§ **EXERCISE REQUIREMENTS**
Please repeat the whole listing exactly, but leave out any picture it holds.

─── RECORDS SUPPLIED ───

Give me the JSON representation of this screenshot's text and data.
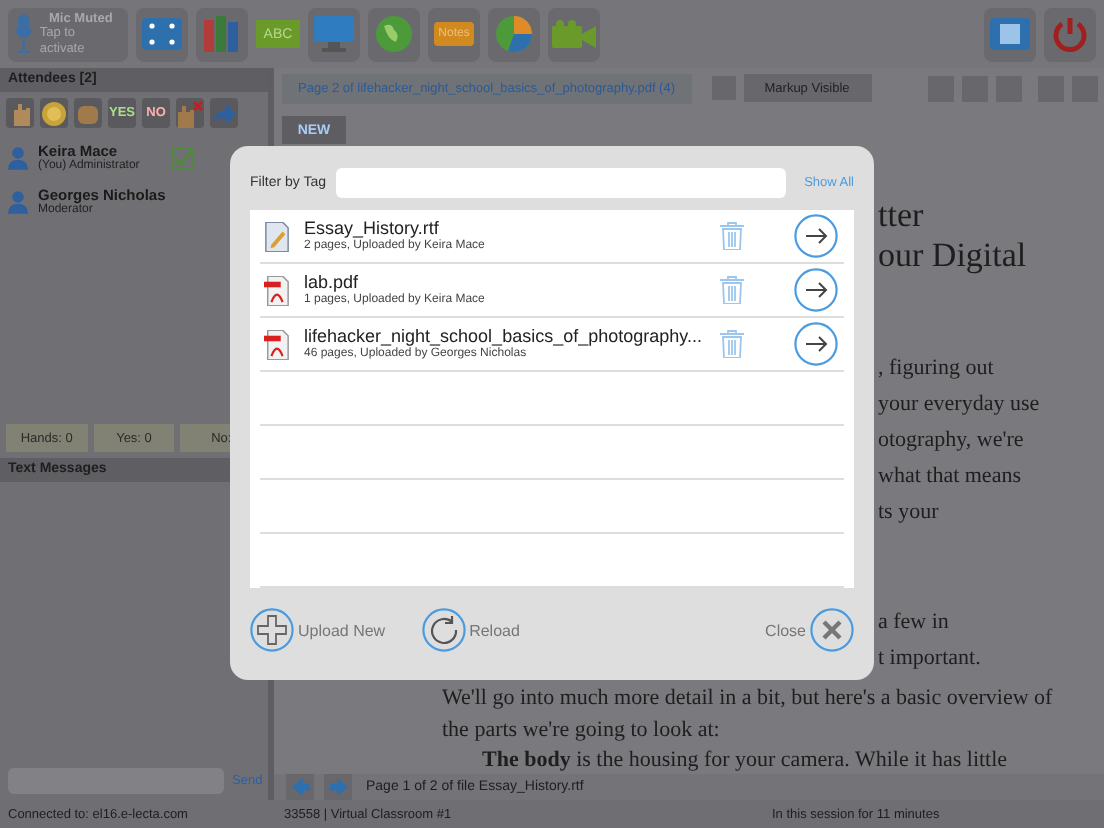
{
  "toolbar": {
    "mic": {
      "title": "Mic Muted",
      "subtitle": "Tap to activate"
    },
    "tools": [
      {
        "kind": "screen"
      },
      {
        "kind": "books"
      },
      {
        "kind": "abc",
        "label": "ABC"
      },
      {
        "kind": "monitor"
      },
      {
        "kind": "globe"
      },
      {
        "kind": "notes",
        "label": "Notes"
      },
      {
        "kind": "chart"
      },
      {
        "kind": "camera"
      }
    ]
  },
  "attendees": {
    "header": "Attendees [2]",
    "reactions": [
      {
        "kind": "hand"
      },
      {
        "kind": "coin"
      },
      {
        "kind": "fist"
      },
      {
        "kind": "text",
        "label": "YES",
        "color": "#a8e088"
      },
      {
        "kind": "text",
        "label": "NO",
        "color": "#ffb0b0"
      },
      {
        "kind": "hand-x"
      },
      {
        "kind": "arrow"
      }
    ],
    "people": [
      {
        "name": "Keira Mace",
        "role": "(You) Administrator",
        "confirmed": true
      },
      {
        "name": "Georges Nicholas",
        "role": "Moderator",
        "confirmed": false
      }
    ],
    "counts": [
      "Hands: 0",
      "Yes: 0",
      "No:"
    ]
  },
  "messages": {
    "header": "Text Messages",
    "send": "Send"
  },
  "document": {
    "tab": "Page 2 of lifehacker_night_school_basics_of_photography.pdf (4)",
    "markup": "Markup Visible",
    "new": "NEW",
    "lines": [
      {
        "kind": "heading",
        "text": "tter"
      },
      {
        "kind": "heading",
        "text": "our Digital"
      },
      {
        "kind": "gap"
      },
      {
        "kind": "fragment",
        "text": ", figuring out"
      },
      {
        "kind": "fragment",
        "text": "your everyday use"
      },
      {
        "kind": "fragment",
        "text": "otography, we're"
      },
      {
        "kind": "fragment",
        "text": "what that means"
      },
      {
        "kind": "fragment",
        "text": "ts your"
      },
      {
        "kind": "gap"
      },
      {
        "kind": "fragment",
        "text": "a few in"
      },
      {
        "kind": "fragment",
        "text": "t important."
      },
      {
        "kind": "full",
        "text": "We'll go into much more detail in a bit, but here's a basic overview of"
      },
      {
        "kind": "full",
        "text": "the parts we're going to look at:"
      },
      {
        "kind": "indent",
        "text": "**The body** is the housing for your camera. While it has little"
      }
    ],
    "nav": "Page 1 of 2 of file Essay_History.rtf"
  },
  "dialog": {
    "filter_label": "Filter by Tag",
    "show_all": "Show All",
    "files": [
      {
        "kind": "rtf",
        "name": "Essay_History.rtf",
        "meta": "2 pages, Uploaded by Keira Mace"
      },
      {
        "kind": "pdf",
        "name": "lab.pdf",
        "meta": "1 pages, Uploaded by Keira Mace"
      },
      {
        "kind": "pdf",
        "name": "lifehacker_night_school_basics_of_photography...",
        "meta": "46 pages, Uploaded by Georges Nicholas"
      }
    ],
    "upload": "Upload New",
    "reload": "Reload",
    "close": "Close"
  },
  "status_bar": {
    "connection": "Connected to: el16.e-lecta.com",
    "room": "33558 | Virtual Classroom #1",
    "duration": "In this session for 11 minutes"
  }
}
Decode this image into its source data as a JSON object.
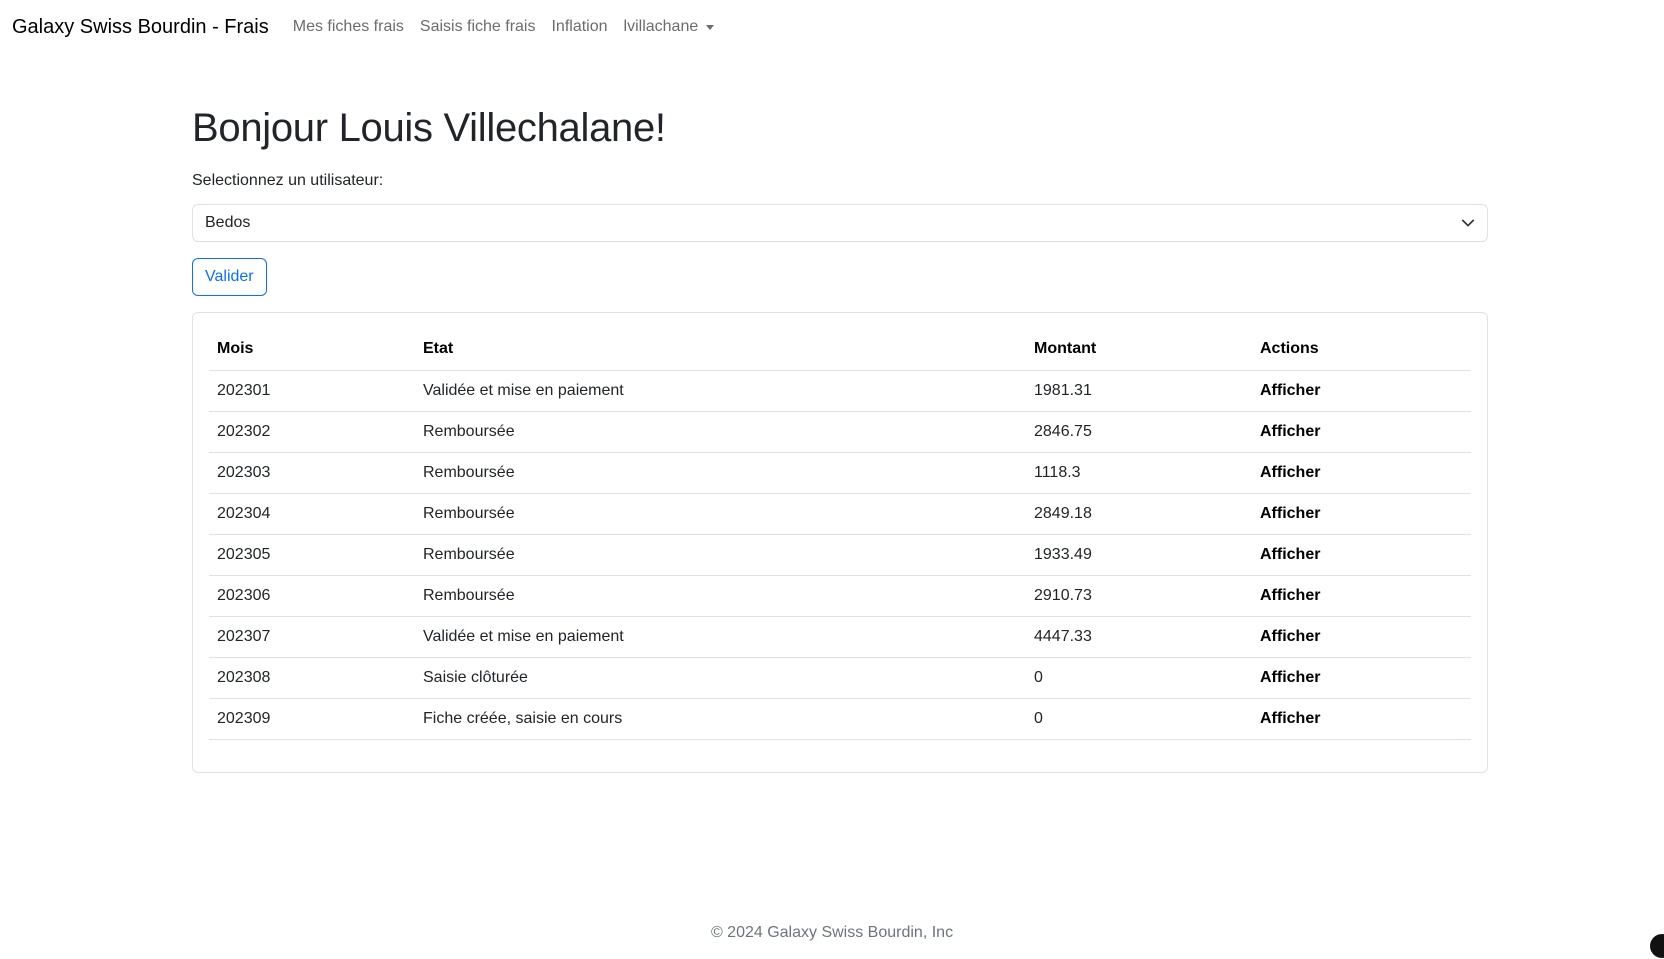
{
  "navbar": {
    "brand": "Galaxy Swiss Bourdin - Frais",
    "links": [
      {
        "label": "Mes fiches frais"
      },
      {
        "label": "Saisis fiche frais"
      },
      {
        "label": "Inflation"
      },
      {
        "label": "lvillachane"
      }
    ]
  },
  "main": {
    "greeting": "Bonjour Louis Villechalane!",
    "select_label": "Selectionnez un utilisateur:",
    "selected_user": "Bedos",
    "submit_label": "Valider"
  },
  "table": {
    "headers": [
      "Mois",
      "Etat",
      "Montant",
      "Actions"
    ],
    "rows": [
      {
        "mois": "202301",
        "etat": "Validée et mise en paiement",
        "montant": "1981.31",
        "action": "Afficher"
      },
      {
        "mois": "202302",
        "etat": "Remboursée",
        "montant": "2846.75",
        "action": "Afficher"
      },
      {
        "mois": "202303",
        "etat": "Remboursée",
        "montant": "1118.3",
        "action": "Afficher"
      },
      {
        "mois": "202304",
        "etat": "Remboursée",
        "montant": "2849.18",
        "action": "Afficher"
      },
      {
        "mois": "202305",
        "etat": "Remboursée",
        "montant": "1933.49",
        "action": "Afficher"
      },
      {
        "mois": "202306",
        "etat": "Remboursée",
        "montant": "2910.73",
        "action": "Afficher"
      },
      {
        "mois": "202307",
        "etat": "Validée et mise en paiement",
        "montant": "4447.33",
        "action": "Afficher"
      },
      {
        "mois": "202308",
        "etat": "Saisie clôturée",
        "montant": "0",
        "action": "Afficher"
      },
      {
        "mois": "202309",
        "etat": "Fiche créée, saisie en cours",
        "montant": "0",
        "action": "Afficher"
      }
    ]
  },
  "footer": {
    "copyright": "© 2024 Galaxy Swiss Bourdin, Inc"
  },
  "colors": {
    "primary": "#0d6efd",
    "border": "#dee2e6",
    "muted": "#6c757d"
  }
}
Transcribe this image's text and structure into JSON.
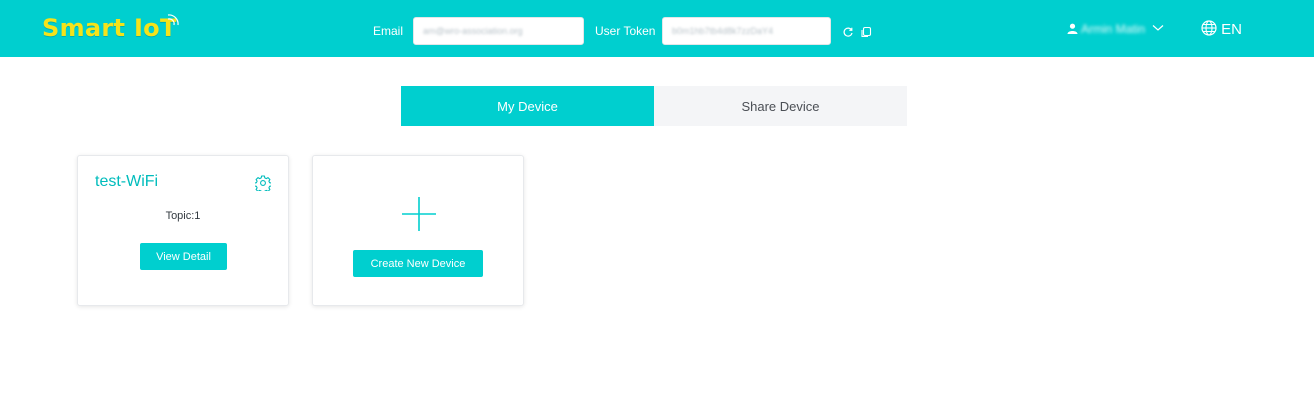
{
  "header": {
    "logo": "Smart IoT",
    "email_label": "Email",
    "email_value": "am@wro-association.org",
    "token_label": "User Token",
    "token_value": "b0m1hb7tb4d8k7zzDaY4",
    "user_name": "Armin Matin",
    "language": "EN"
  },
  "tabs": [
    {
      "label": "My Device"
    },
    {
      "label": "Share Device"
    }
  ],
  "devices": [
    {
      "name": "test-WiFi",
      "topic": "Topic:1",
      "button": "View Detail"
    }
  ],
  "create_card": {
    "button": "Create New Device"
  },
  "colors": {
    "accent": "#00cfcf",
    "logo": "#f4e31a"
  }
}
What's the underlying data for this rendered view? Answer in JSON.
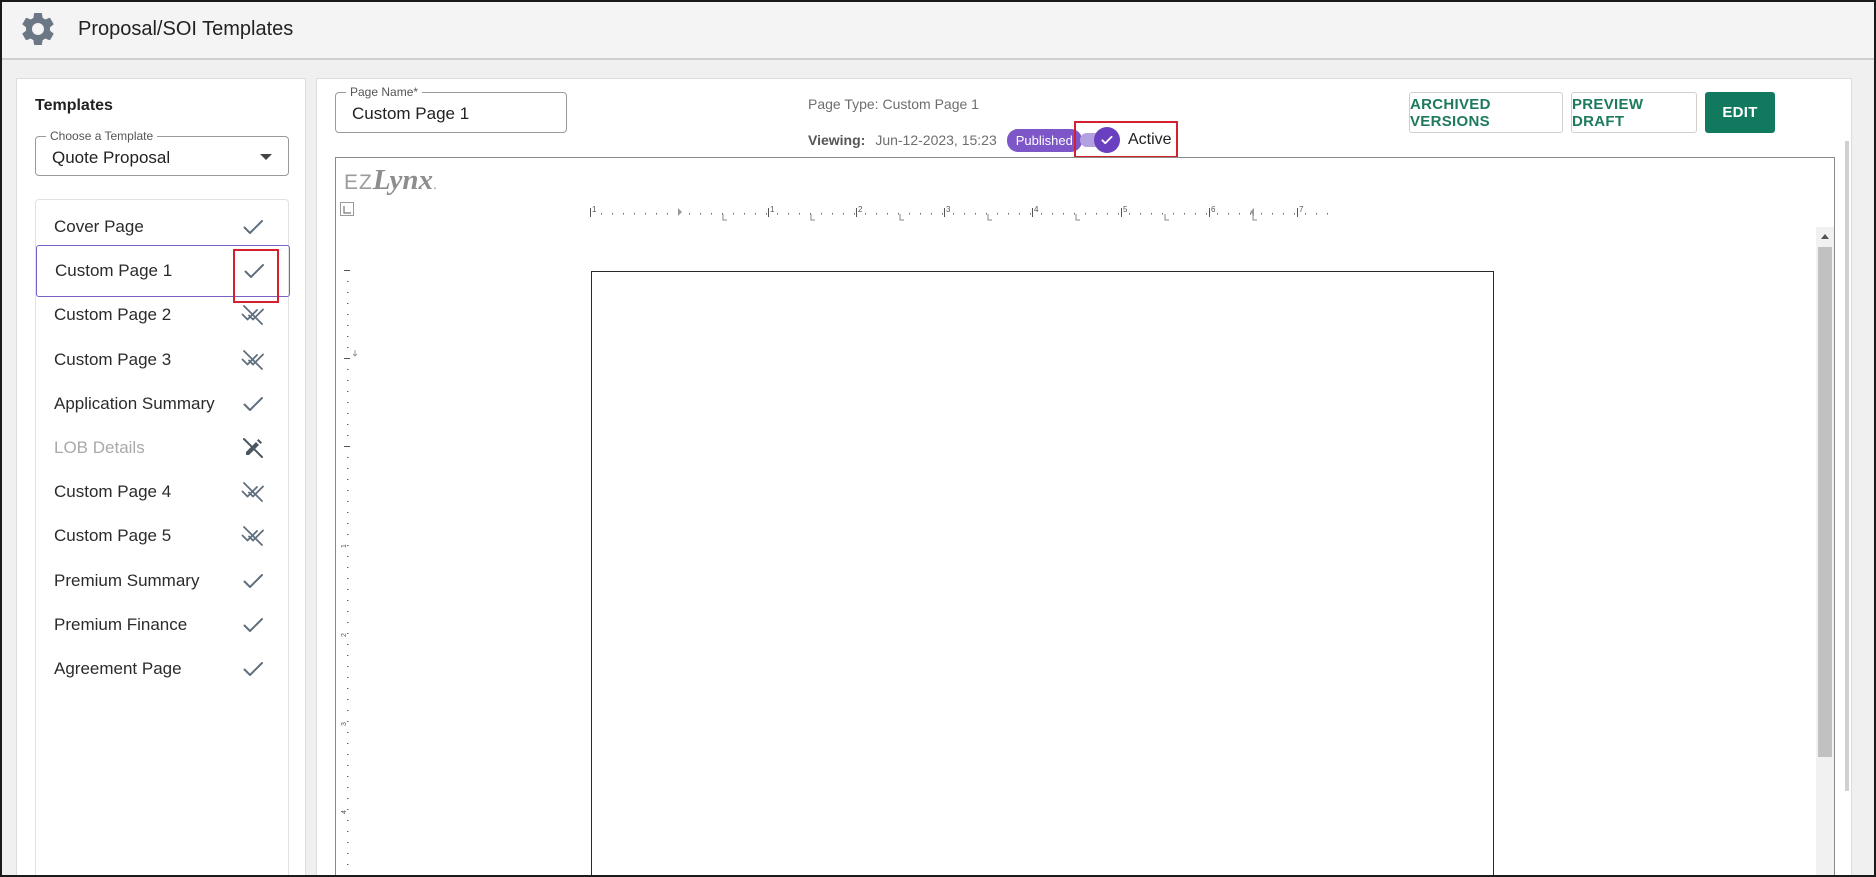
{
  "header": {
    "title": "Proposal/SOI Templates",
    "icon": "gear-icon"
  },
  "sidebar": {
    "heading": "Templates",
    "template_select": {
      "label": "Choose a Template",
      "value": "Quote Proposal"
    },
    "pages": [
      {
        "label": "Cover Page",
        "status": "check"
      },
      {
        "label": "Custom Page 1",
        "status": "check",
        "selected": true
      },
      {
        "label": "Custom Page 2",
        "status": "inactive"
      },
      {
        "label": "Custom Page 3",
        "status": "inactive"
      },
      {
        "label": "Application Summary",
        "status": "check"
      },
      {
        "label": "LOB Details",
        "status": "no-edit",
        "disabled": true
      },
      {
        "label": "Custom Page 4",
        "status": "inactive"
      },
      {
        "label": "Custom Page 5",
        "status": "inactive"
      },
      {
        "label": "Premium Summary",
        "status": "check"
      },
      {
        "label": "Premium Finance",
        "status": "check"
      },
      {
        "label": "Agreement Page",
        "status": "check"
      }
    ]
  },
  "main": {
    "page_name": {
      "label": "Page Name*",
      "value": "Custom Page 1"
    },
    "page_type": "Page Type: Custom Page 1",
    "viewing_label": "Viewing:",
    "viewing_date": "Jun-12-2023, 15:23",
    "badge": "Published",
    "active_toggle": {
      "label": "Active",
      "on": true
    },
    "buttons": {
      "archived": "ARCHIVED VERSIONS",
      "preview": "PREVIEW DRAFT",
      "edit": "EDIT"
    }
  },
  "editor": {
    "brand_ez": "EZ",
    "brand_lynx": "Lynx",
    "ruler_numbers": [
      "1",
      "1",
      "2",
      "3",
      "4",
      "5",
      "6",
      "7"
    ],
    "vruler_numbers": [
      "1",
      "2",
      "3",
      "4"
    ]
  },
  "colors": {
    "accent_purple": "#7d57c8",
    "primary_green": "#117a5e",
    "highlight_red": "#d4202f",
    "icon_gray": "#5f6f7e"
  }
}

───

§ **ANSWER SPACE**
Give me the JSON representation of this screenshot's text and data.
{
  "toolbar": {
    "mic": {
      "title": "Mic Muted",
      "subtitle": "Tap to activate"
    },
    "tools": [
      {
        "kind": "screen"
      },
      {
        "kind": "books"
      },
      {
        "kind": "abc",
        "label": "ABC"
      },
      {
        "kind": "monitor"
      },
      {
        "kind": "globe"
      },
      {
        "kind": "notes",
        "label": "Notes"
      },
      {
        "kind": "chart"
      },
      {
        "kind": "camera"
      }
    ]
  },
  "attendees": {
    "header": "Attendees [2]",
    "reactions": [
      {
        "kind": "hand"
      },
      {
        "kind": "coin"
      },
      {
        "kind": "fist"
      },
      {
        "kind": "text",
        "label": "YES",
        "color": "#a8e088"
      },
      {
        "kind": "text",
        "label": "NO",
        "color": "#ffb0b0"
      },
      {
        "kind": "hand-x"
      },
      {
        "kind": "arrow"
      }
    ],
    "people": [
      {
        "name": "Keira Mace",
        "role": "(You) Administrator",
        "confirmed": true
      },
      {
        "name": "Georges Nicholas",
        "role": "Moderator",
        "confirmed": false
      }
    ],
    "counts": [
      "Hands: 0",
      "Yes: 0",
      "No:"
    ]
  },
  "messages": {
    "header": "Text Messages",
    "send": "Send"
  },
  "document": {
    "tab": "Page 2 of lifehacker_night_school_basics_of_photography.pdf (4)",
    "markup": "Markup Visible",
    "new": "NEW",
    "lines": [
      {
        "kind": "heading",
        "text": "tter"
      },
      {
        "kind": "heading",
        "text": "our Digital"
      },
      {
        "kind": "gap"
      },
      {
        "kind": "fragment",
        "text": ", figuring out"
      },
      {
        "kind": "fragment",
        "text": "your everyday use"
      },
      {
        "kind": "fragment",
        "text": "otography, we're"
      },
      {
        "kind": "fragment",
        "text": "what that means"
      },
      {
        "kind": "fragment",
        "text": "ts your"
      },
      {
        "kind": "gap"
      },
      {
        "kind": "fragment",
        "text": "a few in"
      },
      {
        "kind": "fragment",
        "text": "t important."
      },
      {
        "kind": "full",
        "text": "We'll go into much more detail in a bit, but here's a basic overview of"
      },
      {
        "kind": "full",
        "text": "the parts we're going to look at:"
      },
      {
        "kind": "indent",
        "text": "**The body** is the housing for your camera. While it has little"
      }
    ],
    "nav": "Page 1 of 2 of file Essay_History.rtf"
  },
  "dialog": {
    "filter_label": "Filter by Tag",
    "show_all": "Show All",
    "files": [
      {
        "kind": "rtf",
        "name": "Essay_History.rtf",
        "meta": "2 pages, Uploaded by Keira Mace"
      },
      {
        "kind": "pdf",
        "name": "lab.pdf",
        "meta": "1 pages, Uploaded by Keira Mace"
      },
      {
        "kind": "pdf",
        "name": "lifehacker_night_school_basics_of_photography...",
        "meta": "46 pages, Uploaded by Georges Nicholas"
      }
    ],
    "upload": "Upload New",
    "reload": "Reload",
    "close": "Close"
  },
  "status_bar": {
    "connection": "Connected to: el16.e-lecta.com",
    "room": "33558 | Virtual Classroom #1",
    "duration": "In this session for 11 minutes"
  }
}
Decode this image into its source data as a JSON object.
{
  "navbar": {
    "brand": "Galaxy Swiss Bourdin - Frais",
    "links": [
      {
        "label": "Mes fiches frais"
      },
      {
        "label": "Saisis fiche frais"
      },
      {
        "label": "Inflation"
      },
      {
        "label": "lvillachane"
      }
    ]
  },
  "main": {
    "greeting": "Bonjour Louis Villechalane!",
    "select_label": "Selectionnez un utilisateur:",
    "selected_user": "Bedos",
    "submit_label": "Valider"
  },
  "table": {
    "headers": [
      "Mois",
      "Etat",
      "Montant",
      "Actions"
    ],
    "rows": [
      {
        "mois": "202301",
        "etat": "Validée et mise en paiement",
        "montant": "1981.31",
        "action": "Afficher"
      },
      {
        "mois": "202302",
        "etat": "Remboursée",
        "montant": "2846.75",
        "action": "Afficher"
      },
      {
        "mois": "202303",
        "etat": "Remboursée",
        "montant": "1118.3",
        "action": "Afficher"
      },
      {
        "mois": "202304",
        "etat": "Remboursée",
        "montant": "2849.18",
        "action": "Afficher"
      },
      {
        "mois": "202305",
        "etat": "Remboursée",
        "montant": "1933.49",
        "action": "Afficher"
      },
      {
        "mois": "202306",
        "etat": "Remboursée",
        "montant": "2910.73",
        "action": "Afficher"
      },
      {
        "mois": "202307",
        "etat": "Validée et mise en paiement",
        "montant": "4447.33",
        "action": "Afficher"
      },
      {
        "mois": "202308",
        "etat": "Saisie clôturée",
        "montant": "0",
        "action": "Afficher"
      },
      {
        "mois": "202309",
        "etat": "Fiche créée, saisie en cours",
        "montant": "0",
        "action": "Afficher"
      }
    ]
  },
  "footer": {
    "copyright": "© 2024 Galaxy Swiss Bourdin, Inc"
  },
  "colors": {
    "primary": "#0d6efd",
    "border": "#dee2e6",
    "muted": "#6c757d"
  }
}
Transcribe this image's text and structure into JSON.
{
  "header": {
    "logo": "Smart IoT",
    "email_label": "Email",
    "email_value": "am@wro-association.org",
    "token_label": "User Token",
    "token_value": "b0m1hb7tb4d8k7zzDaY4",
    "user_name": "Armin Matin",
    "language": "EN"
  },
  "tabs": [
    {
      "label": "My Device"
    },
    {
      "label": "Share Device"
    }
  ],
  "devices": [
    {
      "name": "test-WiFi",
      "topic": "Topic:1",
      "button": "View Detail"
    }
  ],
  "create_card": {
    "button": "Create New Device"
  },
  "colors": {
    "accent": "#00cfcf",
    "logo": "#f4e31a"
  }
}
What's the underlying data for this rendered view? Answer in JSON.
{
  "header": {
    "title": "Proposal/SOI Templates",
    "icon": "gear-icon"
  },
  "sidebar": {
    "heading": "Templates",
    "template_select": {
      "label": "Choose a Template",
      "value": "Quote Proposal"
    },
    "pages": [
      {
        "label": "Cover Page",
        "status": "check"
      },
      {
        "label": "Custom Page 1",
        "status": "check",
        "selected": true
      },
      {
        "label": "Custom Page 2",
        "status": "inactive"
      },
      {
        "label": "Custom Page 3",
        "status": "inactive"
      },
      {
        "label": "Application Summary",
        "status": "check"
      },
      {
        "label": "LOB Details",
        "status": "no-edit",
        "disabled": true
      },
      {
        "label": "Custom Page 4",
        "status": "inactive"
      },
      {
        "label": "Custom Page 5",
        "status": "inactive"
      },
      {
        "label": "Premium Summary",
        "status": "check"
      },
      {
        "label": "Premium Finance",
        "status": "check"
      },
      {
        "label": "Agreement Page",
        "status": "check"
      }
    ]
  },
  "main": {
    "page_name": {
      "label": "Page Name*",
      "value": "Custom Page 1"
    },
    "page_type": "Page Type: Custom Page 1",
    "viewing_label": "Viewing:",
    "viewing_date": "Jun-12-2023, 15:23",
    "badge": "Published",
    "active_toggle": {
      "label": "Active",
      "on": true
    },
    "buttons": {
      "archived": "ARCHIVED VERSIONS",
      "preview": "PREVIEW DRAFT",
      "edit": "EDIT"
    }
  },
  "editor": {
    "brand_ez": "EZ",
    "brand_lynx": "Lynx",
    "ruler_numbers": [
      "1",
      "1",
      "2",
      "3",
      "4",
      "5",
      "6",
      "7"
    ],
    "vruler_numbers": [
      "1",
      "2",
      "3",
      "4"
    ]
  },
  "colors": {
    "accent_purple": "#7d57c8",
    "primary_green": "#117a5e",
    "highlight_red": "#d4202f",
    "icon_gray": "#5f6f7e"
  }
}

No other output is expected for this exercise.